Repeat every record below exactly, leaving out the pictures.

DATASET RECORDS:
#####

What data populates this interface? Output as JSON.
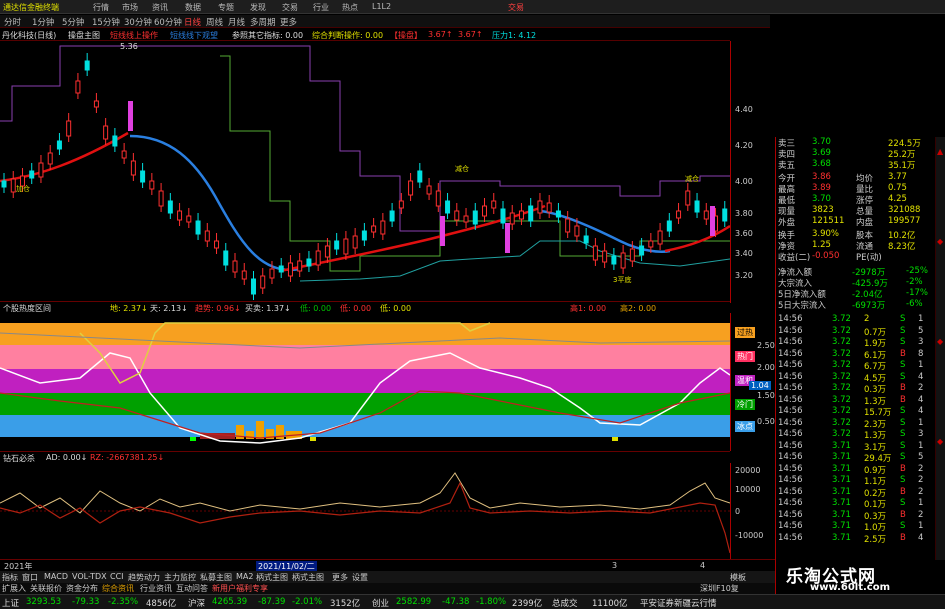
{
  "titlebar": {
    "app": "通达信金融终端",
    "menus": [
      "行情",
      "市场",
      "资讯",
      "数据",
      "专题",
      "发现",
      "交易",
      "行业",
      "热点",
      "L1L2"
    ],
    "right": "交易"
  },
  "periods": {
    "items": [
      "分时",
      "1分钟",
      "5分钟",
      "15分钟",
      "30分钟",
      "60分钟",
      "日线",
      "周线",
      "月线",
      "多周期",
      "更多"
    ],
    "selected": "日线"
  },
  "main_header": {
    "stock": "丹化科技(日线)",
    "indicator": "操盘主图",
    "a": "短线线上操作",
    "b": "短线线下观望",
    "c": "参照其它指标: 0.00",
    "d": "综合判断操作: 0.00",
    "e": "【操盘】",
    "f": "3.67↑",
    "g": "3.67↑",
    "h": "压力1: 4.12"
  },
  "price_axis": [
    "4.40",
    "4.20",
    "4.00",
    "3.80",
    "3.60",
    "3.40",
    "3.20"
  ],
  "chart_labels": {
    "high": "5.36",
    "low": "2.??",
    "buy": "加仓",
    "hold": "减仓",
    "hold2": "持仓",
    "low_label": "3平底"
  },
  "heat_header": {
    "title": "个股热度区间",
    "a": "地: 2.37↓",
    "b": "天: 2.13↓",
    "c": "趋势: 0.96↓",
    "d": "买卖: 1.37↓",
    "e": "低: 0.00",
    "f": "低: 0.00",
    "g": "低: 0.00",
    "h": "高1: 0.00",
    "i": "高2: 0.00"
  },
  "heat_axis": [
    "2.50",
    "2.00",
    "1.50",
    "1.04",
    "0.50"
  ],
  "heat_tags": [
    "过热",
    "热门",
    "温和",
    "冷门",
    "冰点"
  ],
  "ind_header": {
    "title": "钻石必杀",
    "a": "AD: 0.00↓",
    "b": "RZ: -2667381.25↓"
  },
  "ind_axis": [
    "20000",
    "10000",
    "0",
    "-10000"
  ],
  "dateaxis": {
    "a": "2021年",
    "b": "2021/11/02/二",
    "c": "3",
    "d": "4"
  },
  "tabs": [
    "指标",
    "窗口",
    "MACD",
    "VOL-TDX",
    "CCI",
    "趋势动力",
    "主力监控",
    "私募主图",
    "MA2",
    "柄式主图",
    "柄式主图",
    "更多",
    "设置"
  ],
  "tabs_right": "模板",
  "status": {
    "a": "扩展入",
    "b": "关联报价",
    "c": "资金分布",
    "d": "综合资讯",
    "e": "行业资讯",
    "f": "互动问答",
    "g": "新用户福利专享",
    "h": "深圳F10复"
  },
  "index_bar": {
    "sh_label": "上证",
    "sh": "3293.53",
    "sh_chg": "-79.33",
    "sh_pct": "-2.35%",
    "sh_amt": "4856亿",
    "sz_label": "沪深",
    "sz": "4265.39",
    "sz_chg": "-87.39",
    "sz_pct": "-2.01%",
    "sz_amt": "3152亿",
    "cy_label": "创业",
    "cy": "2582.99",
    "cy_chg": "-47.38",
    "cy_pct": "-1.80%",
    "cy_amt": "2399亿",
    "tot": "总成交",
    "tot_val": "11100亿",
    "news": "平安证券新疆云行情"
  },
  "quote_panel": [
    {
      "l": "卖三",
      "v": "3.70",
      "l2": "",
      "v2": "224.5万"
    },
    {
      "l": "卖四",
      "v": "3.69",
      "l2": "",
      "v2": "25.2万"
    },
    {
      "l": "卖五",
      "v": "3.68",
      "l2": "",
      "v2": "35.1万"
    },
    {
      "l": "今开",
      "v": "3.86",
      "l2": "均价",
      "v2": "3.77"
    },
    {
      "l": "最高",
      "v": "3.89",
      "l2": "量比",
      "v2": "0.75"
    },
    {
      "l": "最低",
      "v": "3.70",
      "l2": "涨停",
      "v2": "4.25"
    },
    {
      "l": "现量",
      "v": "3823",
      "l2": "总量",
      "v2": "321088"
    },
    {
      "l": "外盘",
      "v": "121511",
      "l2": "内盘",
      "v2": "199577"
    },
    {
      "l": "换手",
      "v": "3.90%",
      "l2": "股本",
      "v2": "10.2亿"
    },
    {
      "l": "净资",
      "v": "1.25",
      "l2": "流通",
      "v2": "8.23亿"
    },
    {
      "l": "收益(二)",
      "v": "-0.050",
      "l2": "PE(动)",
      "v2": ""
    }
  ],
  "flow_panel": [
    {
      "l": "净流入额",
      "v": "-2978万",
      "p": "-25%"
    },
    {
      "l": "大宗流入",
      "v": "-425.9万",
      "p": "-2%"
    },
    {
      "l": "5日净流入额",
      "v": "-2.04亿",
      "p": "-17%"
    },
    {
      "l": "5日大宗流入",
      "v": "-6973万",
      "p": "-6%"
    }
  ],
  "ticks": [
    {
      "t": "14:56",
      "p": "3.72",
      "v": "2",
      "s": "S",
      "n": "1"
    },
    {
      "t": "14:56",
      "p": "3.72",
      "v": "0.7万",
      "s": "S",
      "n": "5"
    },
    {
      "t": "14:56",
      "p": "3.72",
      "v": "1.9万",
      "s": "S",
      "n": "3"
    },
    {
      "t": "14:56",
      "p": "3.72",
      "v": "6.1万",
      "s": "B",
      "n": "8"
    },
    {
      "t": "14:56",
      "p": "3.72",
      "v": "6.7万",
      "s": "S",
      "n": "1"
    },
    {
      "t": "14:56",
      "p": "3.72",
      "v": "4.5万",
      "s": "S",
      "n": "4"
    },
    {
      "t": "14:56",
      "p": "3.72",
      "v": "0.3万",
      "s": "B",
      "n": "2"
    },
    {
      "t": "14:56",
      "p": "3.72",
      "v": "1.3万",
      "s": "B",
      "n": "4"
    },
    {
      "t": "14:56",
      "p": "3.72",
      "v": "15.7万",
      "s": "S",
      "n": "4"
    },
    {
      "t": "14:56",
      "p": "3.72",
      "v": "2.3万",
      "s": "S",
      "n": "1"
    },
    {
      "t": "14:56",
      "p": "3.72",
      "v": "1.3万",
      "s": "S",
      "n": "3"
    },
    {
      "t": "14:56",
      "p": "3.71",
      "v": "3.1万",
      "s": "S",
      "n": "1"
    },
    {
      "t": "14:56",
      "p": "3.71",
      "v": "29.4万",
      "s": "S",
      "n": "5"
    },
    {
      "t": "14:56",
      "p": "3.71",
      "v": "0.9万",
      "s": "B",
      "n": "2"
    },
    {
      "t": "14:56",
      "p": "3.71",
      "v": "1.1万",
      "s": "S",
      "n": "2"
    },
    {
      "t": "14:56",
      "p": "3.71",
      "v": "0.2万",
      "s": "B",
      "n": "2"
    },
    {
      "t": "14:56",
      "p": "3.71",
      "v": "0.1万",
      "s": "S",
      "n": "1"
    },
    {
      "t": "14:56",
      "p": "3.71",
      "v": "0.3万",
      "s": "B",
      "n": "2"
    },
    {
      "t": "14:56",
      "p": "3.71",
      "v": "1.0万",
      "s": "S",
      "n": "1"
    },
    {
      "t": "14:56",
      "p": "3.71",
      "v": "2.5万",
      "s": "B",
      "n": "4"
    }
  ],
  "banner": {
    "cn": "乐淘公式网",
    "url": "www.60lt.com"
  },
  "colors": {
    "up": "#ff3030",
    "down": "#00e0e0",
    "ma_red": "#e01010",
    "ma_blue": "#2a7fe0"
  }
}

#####

ANSWER TO THIS PROBLEM:
What data populates this interface? Output as JSON.
{
  "titlebar": {
    "app": "通达信金融终端",
    "menus": [
      "行情",
      "市场",
      "资讯",
      "数据",
      "专题",
      "发现",
      "交易",
      "行业",
      "热点",
      "L1L2"
    ],
    "right": "交易"
  },
  "periods": {
    "items": [
      "分时",
      "1分钟",
      "5分钟",
      "15分钟",
      "30分钟",
      "60分钟",
      "日线",
      "周线",
      "月线",
      "多周期",
      "更多"
    ],
    "selected": "日线"
  },
  "main_header": {
    "stock": "丹化科技(日线)",
    "indicator": "操盘主图",
    "a": "短线线上操作",
    "b": "短线线下观望",
    "c": "参照其它指标: 0.00",
    "d": "综合判断操作: 0.00",
    "e": "【操盘】",
    "f": "3.67↑",
    "g": "3.67↑",
    "h": "压力1: 4.12"
  },
  "price_axis": [
    "4.40",
    "4.20",
    "4.00",
    "3.80",
    "3.60",
    "3.40",
    "3.20"
  ],
  "chart_labels": {
    "high": "5.36",
    "low": "2.??",
    "buy": "加仓",
    "hold": "减仓",
    "hold2": "持仓",
    "low_label": "3平底"
  },
  "heat_header": {
    "title": "个股热度区间",
    "a": "地: 2.37↓",
    "b": "天: 2.13↓",
    "c": "趋势: 0.96↓",
    "d": "买卖: 1.37↓",
    "e": "低: 0.00",
    "f": "低: 0.00",
    "g": "低: 0.00",
    "h": "高1: 0.00",
    "i": "高2: 0.00"
  },
  "heat_axis": [
    "2.50",
    "2.00",
    "1.50",
    "1.04",
    "0.50"
  ],
  "heat_tags": [
    "过热",
    "热门",
    "温和",
    "冷门",
    "冰点"
  ],
  "ind_header": {
    "title": "钻石必杀",
    "a": "AD: 0.00↓",
    "b": "RZ: -2667381.25↓"
  },
  "ind_axis": [
    "20000",
    "10000",
    "0",
    "-10000"
  ],
  "dateaxis": {
    "a": "2021年",
    "b": "2021/11/02/二",
    "c": "3",
    "d": "4"
  },
  "tabs": [
    "指标",
    "窗口",
    "MACD",
    "VOL-TDX",
    "CCI",
    "趋势动力",
    "主力监控",
    "私募主图",
    "MA2",
    "柄式主图",
    "柄式主图",
    "更多",
    "设置"
  ],
  "tabs_right": "模板",
  "status": {
    "a": "扩展入",
    "b": "关联报价",
    "c": "资金分布",
    "d": "综合资讯",
    "e": "行业资讯",
    "f": "互动问答",
    "g": "新用户福利专享",
    "h": "深圳F10复"
  },
  "index_bar": {
    "sh_label": "上证",
    "sh": "3293.53",
    "sh_chg": "-79.33",
    "sh_pct": "-2.35%",
    "sh_amt": "4856亿",
    "sz_label": "沪深",
    "sz": "4265.39",
    "sz_chg": "-87.39",
    "sz_pct": "-2.01%",
    "sz_amt": "3152亿",
    "cy_label": "创业",
    "cy": "2582.99",
    "cy_chg": "-47.38",
    "cy_pct": "-1.80%",
    "cy_amt": "2399亿",
    "tot": "总成交",
    "tot_val": "11100亿",
    "news": "平安证券新疆云行情"
  },
  "quote_panel": [
    {
      "l": "卖三",
      "v": "3.70",
      "l2": "",
      "v2": "224.5万"
    },
    {
      "l": "卖四",
      "v": "3.69",
      "l2": "",
      "v2": "25.2万"
    },
    {
      "l": "卖五",
      "v": "3.68",
      "l2": "",
      "v2": "35.1万"
    },
    {
      "l": "今开",
      "v": "3.86",
      "l2": "均价",
      "v2": "3.77"
    },
    {
      "l": "最高",
      "v": "3.89",
      "l2": "量比",
      "v2": "0.75"
    },
    {
      "l": "最低",
      "v": "3.70",
      "l2": "涨停",
      "v2": "4.25"
    },
    {
      "l": "现量",
      "v": "3823",
      "l2": "总量",
      "v2": "321088"
    },
    {
      "l": "外盘",
      "v": "121511",
      "l2": "内盘",
      "v2": "199577"
    },
    {
      "l": "换手",
      "v": "3.90%",
      "l2": "股本",
      "v2": "10.2亿"
    },
    {
      "l": "净资",
      "v": "1.25",
      "l2": "流通",
      "v2": "8.23亿"
    },
    {
      "l": "收益(二)",
      "v": "-0.050",
      "l2": "PE(动)",
      "v2": ""
    }
  ],
  "flow_panel": [
    {
      "l": "净流入额",
      "v": "-2978万",
      "p": "-25%"
    },
    {
      "l": "大宗流入",
      "v": "-425.9万",
      "p": "-2%"
    },
    {
      "l": "5日净流入额",
      "v": "-2.04亿",
      "p": "-17%"
    },
    {
      "l": "5日大宗流入",
      "v": "-6973万",
      "p": "-6%"
    }
  ],
  "ticks": [
    {
      "t": "14:56",
      "p": "3.72",
      "v": "2",
      "s": "S",
      "n": "1"
    },
    {
      "t": "14:56",
      "p": "3.72",
      "v": "0.7万",
      "s": "S",
      "n": "5"
    },
    {
      "t": "14:56",
      "p": "3.72",
      "v": "1.9万",
      "s": "S",
      "n": "3"
    },
    {
      "t": "14:56",
      "p": "3.72",
      "v": "6.1万",
      "s": "B",
      "n": "8"
    },
    {
      "t": "14:56",
      "p": "3.72",
      "v": "6.7万",
      "s": "S",
      "n": "1"
    },
    {
      "t": "14:56",
      "p": "3.72",
      "v": "4.5万",
      "s": "S",
      "n": "4"
    },
    {
      "t": "14:56",
      "p": "3.72",
      "v": "0.3万",
      "s": "B",
      "n": "2"
    },
    {
      "t": "14:56",
      "p": "3.72",
      "v": "1.3万",
      "s": "B",
      "n": "4"
    },
    {
      "t": "14:56",
      "p": "3.72",
      "v": "15.7万",
      "s": "S",
      "n": "4"
    },
    {
      "t": "14:56",
      "p": "3.72",
      "v": "2.3万",
      "s": "S",
      "n": "1"
    },
    {
      "t": "14:56",
      "p": "3.72",
      "v": "1.3万",
      "s": "S",
      "n": "3"
    },
    {
      "t": "14:56",
      "p": "3.71",
      "v": "3.1万",
      "s": "S",
      "n": "1"
    },
    {
      "t": "14:56",
      "p": "3.71",
      "v": "29.4万",
      "s": "S",
      "n": "5"
    },
    {
      "t": "14:56",
      "p": "3.71",
      "v": "0.9万",
      "s": "B",
      "n": "2"
    },
    {
      "t": "14:56",
      "p": "3.71",
      "v": "1.1万",
      "s": "S",
      "n": "2"
    },
    {
      "t": "14:56",
      "p": "3.71",
      "v": "0.2万",
      "s": "B",
      "n": "2"
    },
    {
      "t": "14:56",
      "p": "3.71",
      "v": "0.1万",
      "s": "S",
      "n": "1"
    },
    {
      "t": "14:56",
      "p": "3.71",
      "v": "0.3万",
      "s": "B",
      "n": "2"
    },
    {
      "t": "14:56",
      "p": "3.71",
      "v": "1.0万",
      "s": "S",
      "n": "1"
    },
    {
      "t": "14:56",
      "p": "3.71",
      "v": "2.5万",
      "s": "B",
      "n": "4"
    }
  ],
  "banner": {
    "cn": "乐淘公式网",
    "url": "www.60lt.com"
  },
  "colors": {
    "up": "#ff3030",
    "down": "#00e0e0",
    "ma_red": "#e01010",
    "ma_blue": "#2a7fe0"
  }
}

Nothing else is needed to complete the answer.